Exercise details> Which lines in the records below contain the word "HTTP"? Return each of them.

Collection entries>
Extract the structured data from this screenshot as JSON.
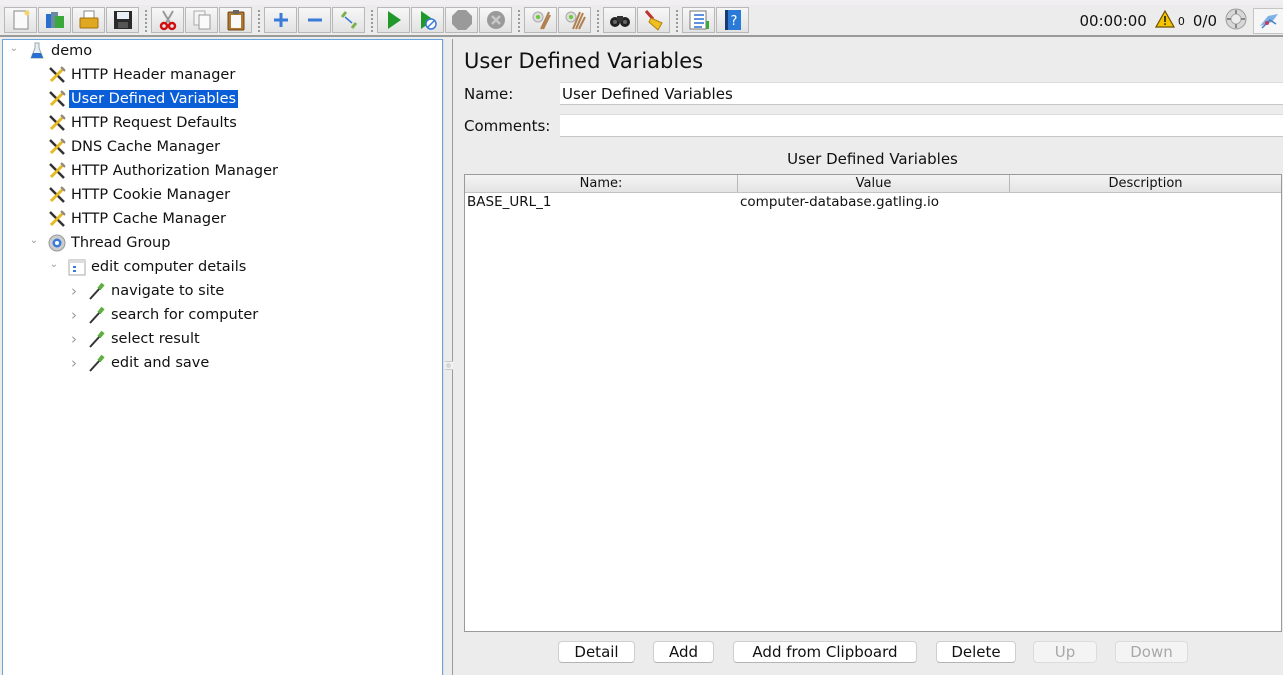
{
  "toolbar": {
    "buttons": [
      {
        "id": "new",
        "icon": "new-document-icon",
        "enabled": true
      },
      {
        "id": "templates",
        "icon": "templates-icon",
        "enabled": true
      },
      {
        "id": "open",
        "icon": "open-folder-icon",
        "enabled": true
      },
      {
        "id": "save",
        "icon": "save-icon",
        "enabled": true
      },
      {
        "id": "cut",
        "icon": "cut-icon",
        "enabled": true
      },
      {
        "id": "copy",
        "icon": "copy-icon",
        "enabled": true
      },
      {
        "id": "paste",
        "icon": "paste-icon",
        "enabled": true
      },
      {
        "id": "expand",
        "icon": "expand-plus-icon",
        "enabled": true
      },
      {
        "id": "collapse",
        "icon": "collapse-minus-icon",
        "enabled": true
      },
      {
        "id": "toggle",
        "icon": "toggle-icon",
        "enabled": true
      },
      {
        "id": "start",
        "icon": "start-icon",
        "enabled": true
      },
      {
        "id": "start-no-pauses",
        "icon": "start-no-pauses-icon",
        "enabled": true
      },
      {
        "id": "stop",
        "icon": "stop-icon",
        "enabled": false
      },
      {
        "id": "shutdown",
        "icon": "shutdown-icon",
        "enabled": false
      },
      {
        "id": "clear",
        "icon": "clear-icon",
        "enabled": true
      },
      {
        "id": "clear-all",
        "icon": "clear-all-icon",
        "enabled": true
      },
      {
        "id": "search",
        "icon": "search-binoculars-icon",
        "enabled": true
      },
      {
        "id": "reset-search",
        "icon": "reset-search-broom-icon",
        "enabled": true
      },
      {
        "id": "function-helper",
        "icon": "function-helper-icon",
        "enabled": true
      },
      {
        "id": "help",
        "icon": "help-icon",
        "enabled": true
      }
    ]
  },
  "status": {
    "elapsed_time": "00:00:00",
    "warning_count": "0",
    "active_threads": "0/0"
  },
  "tree": {
    "items": [
      {
        "label": "demo",
        "icon": "test-plan-flask-icon",
        "level": 0,
        "toggle": "expanded",
        "selected": false
      },
      {
        "label": "HTTP Header manager",
        "icon": "config-tools-icon",
        "level": 1,
        "toggle": "none",
        "selected": false
      },
      {
        "label": "User Defined Variables",
        "icon": "config-tools-icon",
        "level": 1,
        "toggle": "none",
        "selected": true
      },
      {
        "label": "HTTP Request Defaults",
        "icon": "config-tools-icon",
        "level": 1,
        "toggle": "none",
        "selected": false
      },
      {
        "label": "DNS Cache Manager",
        "icon": "config-tools-icon",
        "level": 1,
        "toggle": "none",
        "selected": false
      },
      {
        "label": "HTTP Authorization Manager",
        "icon": "config-tools-icon",
        "level": 1,
        "toggle": "none",
        "selected": false
      },
      {
        "label": "HTTP Cookie Manager",
        "icon": "config-tools-icon",
        "level": 1,
        "toggle": "none",
        "selected": false
      },
      {
        "label": "HTTP Cache Manager",
        "icon": "config-tools-icon",
        "level": 1,
        "toggle": "none",
        "selected": false
      },
      {
        "label": "Thread Group",
        "icon": "thread-group-gear-icon",
        "level": 1,
        "toggle": "expanded",
        "selected": false
      },
      {
        "label": "edit computer details",
        "icon": "transaction-controller-icon",
        "level": 2,
        "toggle": "expanded",
        "selected": false
      },
      {
        "label": "navigate to site",
        "icon": "sampler-pipette-icon",
        "level": 3,
        "toggle": "collapsed",
        "selected": false
      },
      {
        "label": "search for computer",
        "icon": "sampler-pipette-icon",
        "level": 3,
        "toggle": "collapsed",
        "selected": false
      },
      {
        "label": "select result",
        "icon": "sampler-pipette-icon",
        "level": 3,
        "toggle": "collapsed",
        "selected": false
      },
      {
        "label": "edit and save",
        "icon": "sampler-pipette-icon",
        "level": 3,
        "toggle": "collapsed",
        "selected": false
      }
    ]
  },
  "panel": {
    "title": "User Defined Variables",
    "name_label": "Name:",
    "name_value": "User Defined Variables",
    "comments_label": "Comments:",
    "comments_value": "",
    "table_caption": "User Defined Variables",
    "columns": [
      "Name:",
      "Value",
      "Description"
    ],
    "rows": [
      [
        "BASE_URL_1",
        "computer-database.gatling.io",
        ""
      ]
    ],
    "buttons": [
      {
        "label": "Detail",
        "enabled": true
      },
      {
        "label": "Add",
        "enabled": true
      },
      {
        "label": "Add from Clipboard",
        "enabled": true
      },
      {
        "label": "Delete",
        "enabled": true
      },
      {
        "label": "Up",
        "enabled": false
      },
      {
        "label": "Down",
        "enabled": false
      }
    ]
  },
  "colors": {
    "selection": "#0a5fd8",
    "tree_border": "#6aa3dc",
    "panel_bg": "#ececec"
  }
}
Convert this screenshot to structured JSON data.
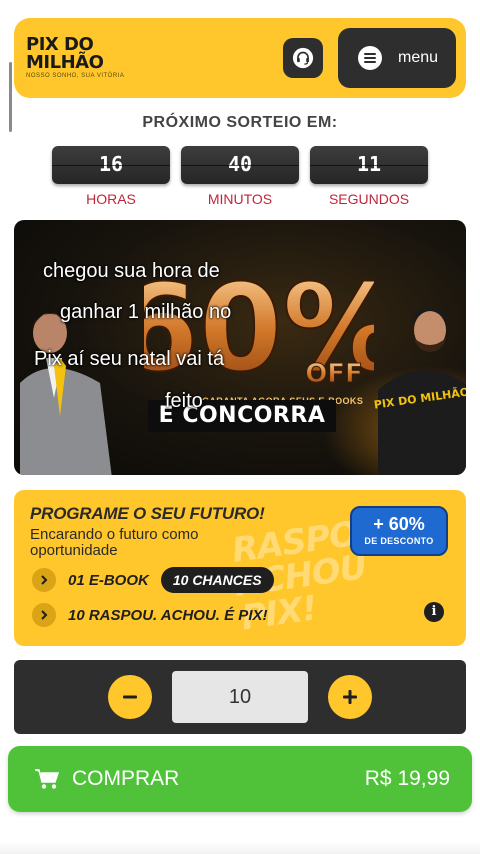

Result below>
        "label": "HTTP Header manager",
        "label": "HTTP Request Defaults",
        "label": "HTTP Authorization Manager",
        "label": "HTTP Cookie Manager",
        "label": "HTTP Cache Manager",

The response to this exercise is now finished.